§ **Exercise objective**
The goal is to restate all of the records below word for word.

§ **Records provided**
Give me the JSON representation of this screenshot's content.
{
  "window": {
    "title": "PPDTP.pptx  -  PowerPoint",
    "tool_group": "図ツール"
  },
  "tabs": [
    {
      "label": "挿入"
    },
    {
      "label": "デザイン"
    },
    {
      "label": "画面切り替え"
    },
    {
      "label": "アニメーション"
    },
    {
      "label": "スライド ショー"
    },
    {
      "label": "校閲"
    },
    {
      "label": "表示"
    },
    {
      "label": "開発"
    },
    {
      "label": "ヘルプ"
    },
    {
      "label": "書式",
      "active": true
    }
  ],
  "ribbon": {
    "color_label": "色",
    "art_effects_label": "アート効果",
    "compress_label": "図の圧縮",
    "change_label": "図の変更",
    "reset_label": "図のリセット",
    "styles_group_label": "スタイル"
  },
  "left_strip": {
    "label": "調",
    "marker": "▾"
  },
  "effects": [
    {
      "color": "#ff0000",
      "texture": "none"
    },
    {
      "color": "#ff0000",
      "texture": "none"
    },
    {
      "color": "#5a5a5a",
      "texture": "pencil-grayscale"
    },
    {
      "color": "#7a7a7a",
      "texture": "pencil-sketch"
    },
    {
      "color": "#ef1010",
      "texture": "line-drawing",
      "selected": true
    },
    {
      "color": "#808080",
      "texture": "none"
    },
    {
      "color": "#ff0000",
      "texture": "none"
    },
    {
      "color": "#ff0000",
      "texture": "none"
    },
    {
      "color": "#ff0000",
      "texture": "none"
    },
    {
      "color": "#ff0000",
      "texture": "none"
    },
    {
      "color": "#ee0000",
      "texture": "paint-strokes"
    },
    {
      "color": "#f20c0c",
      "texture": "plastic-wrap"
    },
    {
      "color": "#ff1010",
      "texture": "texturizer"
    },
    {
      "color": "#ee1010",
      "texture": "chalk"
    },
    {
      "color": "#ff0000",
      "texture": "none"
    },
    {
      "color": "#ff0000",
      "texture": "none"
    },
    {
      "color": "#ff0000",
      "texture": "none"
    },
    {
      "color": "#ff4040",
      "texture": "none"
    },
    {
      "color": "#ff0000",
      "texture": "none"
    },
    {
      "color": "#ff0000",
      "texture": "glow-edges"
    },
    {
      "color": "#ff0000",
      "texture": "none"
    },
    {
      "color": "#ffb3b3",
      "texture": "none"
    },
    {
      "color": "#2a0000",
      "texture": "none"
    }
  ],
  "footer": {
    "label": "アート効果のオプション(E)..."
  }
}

§ **Exercise response**
Give me the JSON representation of this screenshot's content.
{
  "window": {
    "title": "PPDTP.pptx  -  PowerPoint",
    "tool_group": "図ツール"
  },
  "tabs": [
    {
      "label": "挿入"
    },
    {
      "label": "デザイン"
    },
    {
      "label": "画面切り替え"
    },
    {
      "label": "アニメーション"
    },
    {
      "label": "スライド ショー"
    },
    {
      "label": "校閲"
    },
    {
      "label": "表示"
    },
    {
      "label": "開発"
    },
    {
      "label": "ヘルプ"
    },
    {
      "label": "書式",
      "active": true
    }
  ],
  "ribbon": {
    "color_label": "色",
    "art_effects_label": "アート効果",
    "compress_label": "図の圧縮",
    "change_label": "図の変更",
    "reset_label": "図のリセット",
    "styles_group_label": "スタイル"
  },
  "left_strip": {
    "label": "調",
    "marker": "▾"
  },
  "effects": [
    {
      "color": "#ff0000",
      "texture": "none"
    },
    {
      "color": "#ff0000",
      "texture": "none"
    },
    {
      "color": "#5a5a5a",
      "texture": "pencil-grayscale"
    },
    {
      "color": "#7a7a7a",
      "texture": "pencil-sketch"
    },
    {
      "color": "#ef1010",
      "texture": "line-drawing",
      "selected": true
    },
    {
      "color": "#808080",
      "texture": "none"
    },
    {
      "color": "#ff0000",
      "texture": "none"
    },
    {
      "color": "#ff0000",
      "texture": "none"
    },
    {
      "color": "#ff0000",
      "texture": "none"
    },
    {
      "color": "#ff0000",
      "texture": "none"
    },
    {
      "color": "#ee0000",
      "texture": "paint-strokes"
    },
    {
      "color": "#f20c0c",
      "texture": "plastic-wrap"
    },
    {
      "color": "#ff1010",
      "texture": "texturizer"
    },
    {
      "color": "#ee1010",
      "texture": "chalk"
    },
    {
      "color": "#ff0000",
      "texture": "none"
    },
    {
      "color": "#ff0000",
      "texture": "none"
    },
    {
      "color": "#ff0000",
      "texture": "none"
    },
    {
      "color": "#ff4040",
      "texture": "none"
    },
    {
      "color": "#ff0000",
      "texture": "none"
    },
    {
      "color": "#ff0000",
      "texture": "glow-edges"
    },
    {
      "color": "#ff0000",
      "texture": "none"
    },
    {
      "color": "#ffb3b3",
      "texture": "none"
    },
    {
      "color": "#2a0000",
      "texture": "none"
    }
  ],
  "footer": {
    "label": "アート効果のオプション(E)..."
  }
}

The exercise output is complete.